The moon is also the cause of a phenomenon known as an eclipse. A solar eclipse is when the moon passes between the earth and the sun. Because of a strange unique quirk in nature, the moon is just the right distance away from the earth to appear exactly the same size as the sun. Because of this we get a bonus light show during a total eclipse. That bonus is that the surface of the sun is blocked out, but the corona of the sun is still very visible, (visible enough to burn out your retinae) and during those rare total eclipses it appears as if the sun is black but still shines. If you want to view a total eclipse, you can buy a special box which dims the light to a sufficiently non-blinding magnitude.
Lunar Eclipses occur when the earth gets between the sun and the moon. You may guess that there is no such quirk that makes the earth appear the same size as the sun, and during a total lunar eclipse, the whole sun gets blocked and the moon goes black, or at least very dark. A total lunar eclipse is when the moon enters the umbra of the earth - or the darkest shadow of the earth, and a partial lunar eclipse is when the moon enters the penumbra, which makes the moon appear a reddish color. In the book of Revelation in the Christian Bible there is a reference to the moon turning to blood. This is most likely a prophecy that there will be a partial lunar eclipse in the end times which makes the moon appear blood red.
So, where did it come from?
There are a few theories on the moon's origin. One of the leading theories is that the moon was formed as a result of an enormous terrestrial collision.
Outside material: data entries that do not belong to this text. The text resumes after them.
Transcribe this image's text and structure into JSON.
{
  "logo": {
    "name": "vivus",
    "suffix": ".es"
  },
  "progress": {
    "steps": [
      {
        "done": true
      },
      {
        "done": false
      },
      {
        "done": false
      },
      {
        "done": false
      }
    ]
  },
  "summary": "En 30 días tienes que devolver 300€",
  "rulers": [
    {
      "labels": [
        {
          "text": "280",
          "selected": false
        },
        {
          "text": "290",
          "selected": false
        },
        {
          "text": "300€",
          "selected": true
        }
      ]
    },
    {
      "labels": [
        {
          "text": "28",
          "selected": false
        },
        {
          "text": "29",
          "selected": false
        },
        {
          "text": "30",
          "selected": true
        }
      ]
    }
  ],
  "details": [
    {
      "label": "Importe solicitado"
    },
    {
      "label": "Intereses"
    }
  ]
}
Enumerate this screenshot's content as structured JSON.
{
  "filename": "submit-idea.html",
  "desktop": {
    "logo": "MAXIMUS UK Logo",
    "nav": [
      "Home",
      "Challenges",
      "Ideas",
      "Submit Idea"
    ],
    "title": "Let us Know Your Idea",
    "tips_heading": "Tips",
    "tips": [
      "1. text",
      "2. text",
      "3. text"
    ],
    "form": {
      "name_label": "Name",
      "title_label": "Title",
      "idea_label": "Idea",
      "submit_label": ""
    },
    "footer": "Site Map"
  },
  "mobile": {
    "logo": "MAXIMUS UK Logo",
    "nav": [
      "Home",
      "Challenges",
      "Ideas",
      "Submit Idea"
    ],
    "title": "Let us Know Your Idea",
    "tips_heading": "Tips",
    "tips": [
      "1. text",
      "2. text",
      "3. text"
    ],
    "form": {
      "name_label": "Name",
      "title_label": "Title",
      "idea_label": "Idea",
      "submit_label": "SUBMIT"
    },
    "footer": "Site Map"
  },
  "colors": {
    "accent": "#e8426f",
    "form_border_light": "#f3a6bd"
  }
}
A large body - perhaps even the size of Mars - skipped off the earth sending debris into space, which eventually accumulated into a central mass. (I don't really buy that one, but what the hell do I know?) Another theory is that the moon was formed at the same time and in conjunction with the earth's formation.
Been there, done that
The United States and The Soviet Union spent much of the sixties engaged in a space race, to see who could reach the moon first. The US won in 1969 with the touchdown of Apollo 11, and a mere three years later, that was it. No more moon trips. In fact, if we wanted to send someone to the moon right now, we couldn't do it. We are currently unequipped to send someone there. Oh, sure, we have the technology to build the things necessary to go, but that's the thing, we'd have to build it all. So, it seems that the moon will remain unmolested for a while.
One of the reasons I've seen cited for the fact that noone's gone to the moon in almost 3 decades is because there is no money in it. Mining for resources on the moon would be ludicrous because everything we need can be so cheaply obtained here. Any research that would be done on the moon wouldn't be beneficial, or the cost would outweigh the benefit. (Any stories you've heard about Coca-Cola or Nike shining their logo on the moon are mere urban legends- and not even good ones).
But I think I've discovered a plan on paying for it. Let the Fox network pay for it. Who would not watch the reality show, Survivor, if it was set on the moon? With the proper hype, that could be the most lucrative ventures in broadcast history!